Benchmark data can come from a variety of sources, including government-maintained databases, a payer’s book of business, and proprietary databases constructed by vendors and consultants. By aggregating medical and prescription drug claims and capturing the total cost of care for patients of interest, benchmark data can be used to explore various questions relevant to bundled payments, such as:
- How common are certain procedures or medical conditions?
- What sites of service have been used to perform procedures and/or treat medical conditions?
- What services are most commonly happening in proximity to a procedure or diagnosis of a medical condition? Do these services appear to be related to the procedure or medical condition?
- If an episode of care is constructed around a procedure or medical condition, how much variation in cost exists? Are there clear opportunities to increase the efficiency of services, e.g., eliminate wasteful services, substitute less costly services, or change sites of service?
- How does a prospectively determined bundled payment price compare to a status quo FFS amount?
Answering these key questions will be helpful in identifying the types of episodes of care that would be most appropriate for a bundled payment arrangement and providing a foundation upon which financial expectations could be set.
Provider organizations continue to invest in their technology and analytics capabilities but often have difficulty with visibility into services their patients receive from unaffiliated providers. They may also struggle with the timeliness of claims data and the lack of usability of claims data to inform individual patient care decisions. Organizations engaged in bundled payments may have a higher chance of success if they can supply participants with analytics that give timely visibility into the following types of information:
- Episode characteristics: Volume and costs (for historical and performance periods), site of service, codes triggering the episode, quality metrics (e.g., complications).
- Patient characteristics: Age, diagnosis codes, indicators of socioeconomic status (e.g., eligibility for Medicaid).
- Financial information: Bundled payment price targets, risk adjustment factors, outlier exclusions, reconciliation detail.

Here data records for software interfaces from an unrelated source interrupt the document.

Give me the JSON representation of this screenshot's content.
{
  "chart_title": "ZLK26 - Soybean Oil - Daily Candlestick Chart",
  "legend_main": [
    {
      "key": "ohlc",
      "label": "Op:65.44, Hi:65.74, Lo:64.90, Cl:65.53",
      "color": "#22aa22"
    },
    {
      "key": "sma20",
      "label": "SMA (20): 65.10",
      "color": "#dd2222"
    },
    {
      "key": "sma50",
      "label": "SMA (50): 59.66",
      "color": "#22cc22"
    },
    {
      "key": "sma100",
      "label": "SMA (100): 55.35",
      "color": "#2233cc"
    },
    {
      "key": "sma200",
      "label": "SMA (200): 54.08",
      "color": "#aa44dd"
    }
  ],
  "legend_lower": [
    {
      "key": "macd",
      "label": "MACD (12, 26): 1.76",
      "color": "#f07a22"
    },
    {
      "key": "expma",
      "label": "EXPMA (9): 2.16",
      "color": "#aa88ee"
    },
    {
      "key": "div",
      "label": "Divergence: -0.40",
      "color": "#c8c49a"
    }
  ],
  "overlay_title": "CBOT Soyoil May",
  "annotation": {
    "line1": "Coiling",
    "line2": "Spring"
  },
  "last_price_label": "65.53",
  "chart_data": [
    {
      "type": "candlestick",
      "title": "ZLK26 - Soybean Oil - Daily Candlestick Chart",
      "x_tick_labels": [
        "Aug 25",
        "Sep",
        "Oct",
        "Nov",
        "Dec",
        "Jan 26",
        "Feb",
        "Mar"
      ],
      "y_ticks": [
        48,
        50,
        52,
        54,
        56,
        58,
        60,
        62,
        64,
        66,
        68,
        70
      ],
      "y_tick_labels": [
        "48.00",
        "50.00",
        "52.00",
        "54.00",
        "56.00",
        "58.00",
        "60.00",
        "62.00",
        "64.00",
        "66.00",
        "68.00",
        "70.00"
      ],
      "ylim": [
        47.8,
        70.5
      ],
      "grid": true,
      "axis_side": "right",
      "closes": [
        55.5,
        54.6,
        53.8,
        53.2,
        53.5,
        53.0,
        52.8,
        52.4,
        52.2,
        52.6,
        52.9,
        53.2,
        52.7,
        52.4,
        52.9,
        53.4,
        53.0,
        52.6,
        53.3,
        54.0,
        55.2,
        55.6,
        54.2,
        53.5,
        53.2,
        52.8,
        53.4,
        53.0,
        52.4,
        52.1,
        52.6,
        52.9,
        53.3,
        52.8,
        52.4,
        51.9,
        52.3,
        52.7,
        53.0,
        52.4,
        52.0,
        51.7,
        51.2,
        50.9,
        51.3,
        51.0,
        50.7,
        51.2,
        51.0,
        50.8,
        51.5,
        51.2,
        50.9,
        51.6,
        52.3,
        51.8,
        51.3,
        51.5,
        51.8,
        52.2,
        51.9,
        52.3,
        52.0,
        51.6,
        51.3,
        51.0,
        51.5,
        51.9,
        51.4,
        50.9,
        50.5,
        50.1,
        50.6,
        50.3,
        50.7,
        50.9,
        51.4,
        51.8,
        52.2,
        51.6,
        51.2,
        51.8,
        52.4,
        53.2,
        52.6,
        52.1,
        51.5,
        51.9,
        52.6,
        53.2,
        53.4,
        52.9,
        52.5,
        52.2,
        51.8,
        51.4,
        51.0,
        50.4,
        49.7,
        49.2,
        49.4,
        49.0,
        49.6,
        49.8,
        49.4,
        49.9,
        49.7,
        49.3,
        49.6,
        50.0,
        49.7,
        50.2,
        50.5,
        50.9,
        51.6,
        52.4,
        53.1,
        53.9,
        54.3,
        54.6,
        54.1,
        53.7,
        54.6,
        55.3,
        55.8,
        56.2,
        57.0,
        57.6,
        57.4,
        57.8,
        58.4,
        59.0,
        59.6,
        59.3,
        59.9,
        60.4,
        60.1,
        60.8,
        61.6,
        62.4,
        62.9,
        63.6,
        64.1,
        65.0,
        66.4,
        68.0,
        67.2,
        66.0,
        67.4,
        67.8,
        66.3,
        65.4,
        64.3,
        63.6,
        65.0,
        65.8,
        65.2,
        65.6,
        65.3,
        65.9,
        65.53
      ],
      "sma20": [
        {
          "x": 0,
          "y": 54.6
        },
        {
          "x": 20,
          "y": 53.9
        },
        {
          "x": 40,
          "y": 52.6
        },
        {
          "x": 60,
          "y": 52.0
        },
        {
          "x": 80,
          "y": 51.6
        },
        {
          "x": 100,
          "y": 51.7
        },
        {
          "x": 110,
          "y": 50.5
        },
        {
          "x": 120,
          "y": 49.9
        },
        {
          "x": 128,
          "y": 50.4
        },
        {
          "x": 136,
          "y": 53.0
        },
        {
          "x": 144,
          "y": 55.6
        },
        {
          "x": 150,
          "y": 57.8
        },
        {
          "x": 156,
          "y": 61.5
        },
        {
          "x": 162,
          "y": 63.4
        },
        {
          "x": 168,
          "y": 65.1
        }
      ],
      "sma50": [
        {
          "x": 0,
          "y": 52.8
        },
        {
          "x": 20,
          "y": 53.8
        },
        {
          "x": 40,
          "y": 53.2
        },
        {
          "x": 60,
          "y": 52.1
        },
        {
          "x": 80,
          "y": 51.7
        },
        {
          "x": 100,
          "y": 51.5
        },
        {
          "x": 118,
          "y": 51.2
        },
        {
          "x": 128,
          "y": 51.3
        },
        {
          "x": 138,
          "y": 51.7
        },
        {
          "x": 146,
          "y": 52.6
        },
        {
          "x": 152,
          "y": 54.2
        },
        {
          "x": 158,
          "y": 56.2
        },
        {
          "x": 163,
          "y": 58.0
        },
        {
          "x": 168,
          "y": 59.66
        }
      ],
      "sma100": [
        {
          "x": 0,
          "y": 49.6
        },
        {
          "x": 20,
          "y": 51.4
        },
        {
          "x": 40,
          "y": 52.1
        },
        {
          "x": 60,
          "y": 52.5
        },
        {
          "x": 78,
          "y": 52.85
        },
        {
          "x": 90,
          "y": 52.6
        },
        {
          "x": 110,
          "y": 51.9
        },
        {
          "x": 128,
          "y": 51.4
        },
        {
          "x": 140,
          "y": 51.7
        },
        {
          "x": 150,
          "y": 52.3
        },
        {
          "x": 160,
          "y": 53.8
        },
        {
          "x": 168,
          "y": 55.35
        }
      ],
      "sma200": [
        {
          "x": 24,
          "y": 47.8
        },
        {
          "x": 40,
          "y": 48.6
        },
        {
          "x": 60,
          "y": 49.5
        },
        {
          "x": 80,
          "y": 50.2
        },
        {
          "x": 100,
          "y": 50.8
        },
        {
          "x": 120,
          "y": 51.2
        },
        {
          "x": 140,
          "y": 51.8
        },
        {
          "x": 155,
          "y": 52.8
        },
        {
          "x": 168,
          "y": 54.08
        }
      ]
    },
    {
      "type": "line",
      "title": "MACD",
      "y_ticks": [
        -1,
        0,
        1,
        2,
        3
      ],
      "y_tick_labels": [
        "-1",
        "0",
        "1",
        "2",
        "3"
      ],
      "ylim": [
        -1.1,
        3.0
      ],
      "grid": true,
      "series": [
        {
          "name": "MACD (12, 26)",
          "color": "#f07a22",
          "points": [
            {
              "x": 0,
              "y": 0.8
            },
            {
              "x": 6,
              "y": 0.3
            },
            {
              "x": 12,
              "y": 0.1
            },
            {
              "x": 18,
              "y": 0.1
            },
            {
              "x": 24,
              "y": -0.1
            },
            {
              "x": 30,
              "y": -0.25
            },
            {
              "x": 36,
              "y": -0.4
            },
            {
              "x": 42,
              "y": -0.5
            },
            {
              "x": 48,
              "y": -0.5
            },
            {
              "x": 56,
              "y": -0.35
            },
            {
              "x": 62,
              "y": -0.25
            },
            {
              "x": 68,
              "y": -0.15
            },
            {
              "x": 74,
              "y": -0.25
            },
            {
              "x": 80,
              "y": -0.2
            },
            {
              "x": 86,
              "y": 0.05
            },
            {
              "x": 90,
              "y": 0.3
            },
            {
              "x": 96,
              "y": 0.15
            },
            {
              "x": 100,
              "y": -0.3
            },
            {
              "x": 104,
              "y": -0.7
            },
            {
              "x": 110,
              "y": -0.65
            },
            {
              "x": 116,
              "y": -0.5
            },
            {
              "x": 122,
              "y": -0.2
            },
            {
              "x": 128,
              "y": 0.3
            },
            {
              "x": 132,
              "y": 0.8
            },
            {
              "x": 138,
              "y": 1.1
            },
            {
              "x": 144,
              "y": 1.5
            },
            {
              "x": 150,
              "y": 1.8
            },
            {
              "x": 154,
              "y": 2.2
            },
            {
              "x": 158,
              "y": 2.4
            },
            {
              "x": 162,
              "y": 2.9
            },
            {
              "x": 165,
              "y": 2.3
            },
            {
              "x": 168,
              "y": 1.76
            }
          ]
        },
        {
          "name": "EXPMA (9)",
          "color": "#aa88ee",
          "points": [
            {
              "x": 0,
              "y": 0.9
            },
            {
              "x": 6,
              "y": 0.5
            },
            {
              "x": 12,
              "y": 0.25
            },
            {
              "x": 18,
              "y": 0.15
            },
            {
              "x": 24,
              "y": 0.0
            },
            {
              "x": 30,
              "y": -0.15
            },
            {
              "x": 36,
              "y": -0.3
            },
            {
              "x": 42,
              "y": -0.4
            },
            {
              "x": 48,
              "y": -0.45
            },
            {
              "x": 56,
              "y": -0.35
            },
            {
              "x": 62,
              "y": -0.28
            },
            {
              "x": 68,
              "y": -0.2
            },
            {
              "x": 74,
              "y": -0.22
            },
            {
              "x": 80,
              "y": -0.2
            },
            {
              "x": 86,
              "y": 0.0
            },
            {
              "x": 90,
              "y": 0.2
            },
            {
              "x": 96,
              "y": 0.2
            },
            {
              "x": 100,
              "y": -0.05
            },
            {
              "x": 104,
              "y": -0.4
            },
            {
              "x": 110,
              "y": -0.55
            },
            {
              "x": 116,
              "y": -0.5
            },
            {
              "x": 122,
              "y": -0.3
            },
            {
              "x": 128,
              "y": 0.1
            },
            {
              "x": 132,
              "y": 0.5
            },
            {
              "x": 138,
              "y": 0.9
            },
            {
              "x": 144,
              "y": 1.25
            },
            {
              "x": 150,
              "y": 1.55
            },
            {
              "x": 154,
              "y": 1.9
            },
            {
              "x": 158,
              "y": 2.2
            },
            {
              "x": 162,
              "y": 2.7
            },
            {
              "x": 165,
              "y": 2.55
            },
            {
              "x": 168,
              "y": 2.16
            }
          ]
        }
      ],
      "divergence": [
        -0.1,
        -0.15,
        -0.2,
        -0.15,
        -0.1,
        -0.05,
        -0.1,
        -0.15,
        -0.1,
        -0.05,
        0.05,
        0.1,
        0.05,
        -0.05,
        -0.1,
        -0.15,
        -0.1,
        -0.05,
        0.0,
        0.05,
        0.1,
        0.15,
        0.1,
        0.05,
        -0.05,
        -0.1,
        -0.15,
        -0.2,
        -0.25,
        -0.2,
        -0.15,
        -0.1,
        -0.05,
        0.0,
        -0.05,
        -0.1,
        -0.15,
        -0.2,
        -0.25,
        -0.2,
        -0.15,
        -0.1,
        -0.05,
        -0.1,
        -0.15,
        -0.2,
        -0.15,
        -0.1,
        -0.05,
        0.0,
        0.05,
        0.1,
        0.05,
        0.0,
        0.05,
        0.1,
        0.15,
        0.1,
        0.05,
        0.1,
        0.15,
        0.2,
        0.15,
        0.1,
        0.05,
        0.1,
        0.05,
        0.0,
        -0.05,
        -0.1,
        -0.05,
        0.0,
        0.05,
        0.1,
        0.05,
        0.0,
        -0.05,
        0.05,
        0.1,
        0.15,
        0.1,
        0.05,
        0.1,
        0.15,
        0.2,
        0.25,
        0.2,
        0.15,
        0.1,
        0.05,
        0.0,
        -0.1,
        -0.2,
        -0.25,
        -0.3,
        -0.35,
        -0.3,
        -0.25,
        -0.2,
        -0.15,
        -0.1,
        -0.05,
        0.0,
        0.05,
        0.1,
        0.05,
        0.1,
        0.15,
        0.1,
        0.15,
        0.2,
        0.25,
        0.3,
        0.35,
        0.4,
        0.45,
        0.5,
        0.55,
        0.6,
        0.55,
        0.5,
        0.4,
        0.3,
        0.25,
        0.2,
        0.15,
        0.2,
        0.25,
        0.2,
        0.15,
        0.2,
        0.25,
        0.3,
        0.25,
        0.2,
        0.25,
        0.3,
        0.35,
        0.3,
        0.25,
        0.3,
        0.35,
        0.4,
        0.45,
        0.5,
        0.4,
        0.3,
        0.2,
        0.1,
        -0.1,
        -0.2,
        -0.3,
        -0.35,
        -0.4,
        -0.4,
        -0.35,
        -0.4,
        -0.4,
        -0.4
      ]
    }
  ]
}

As the demand for value in healthcare purchasing continues, the increased interest and use of bundled payments will likely continue. Because they are often viewed as a “middle ground” between the “low risk” of traditional FFS payments and the “high risk” of full capitation, some organizations see bundled payments as a steppingstone toward taking on risk in value-based payment. Bundled payments may provide a feasible approach to specialist engagement in value-based payments, as well as provide an opportunity for other organizations to showcase their unique capabilities and clinical pathways. Carefully considering the design and implementation elements in combination with the keys to success described above is important for all organizations participating in bundled payments.
1 Health Care Payment Learning and Action Network. APM Measurement Effort. Retrieved March 22, 2023, from https://hcp-lan.org/apm-measurement-effort/2022-apm/2022-infographic/#:~:text=payments%20accounted%20for%3A-,TRENDS%20OVER%20TIME,-Since%20its%20inception.
2 Arkansas Department of Human Services. Episodes of Care. Retrieved March 22, 2023, from https://humanservices.arkansas.gov/divisions-shared-services/medical-services/helpful-information-for-providers/manuals/episode-prov/.
3 Ohio Department of Medicaid. Episode-based Payments. Retrieved March 22, 2023, from https://medicaid.ohio.gov/resources-for-providers/special-programs-and-initiatives/payment-innovation/episode-based-payments/episode-based-payments.
4 Tennessee Division of TennCare. Episodes of Care. Retrieved March 22, 2023,, from https://www.tn.gov/tenncare/health-care-innovation/episodes-of-care.html.
5 Colorado Department of Health Care Policy and Financing. Bundled Payments. Retrieved March 22, 2023, from https://hcpf.colorado.gov/bundled-payments#:~:text=The%20bundled%20payment%20program%20is,within%20an%20episode%20of%20care.
What are bundled payments and how can they be used by healthcare organizations?
With the CMS, Medicare Advantage organizations, Medicaid organizations, and health plans experimenting with bundled payments, we offer a primer and perspectives.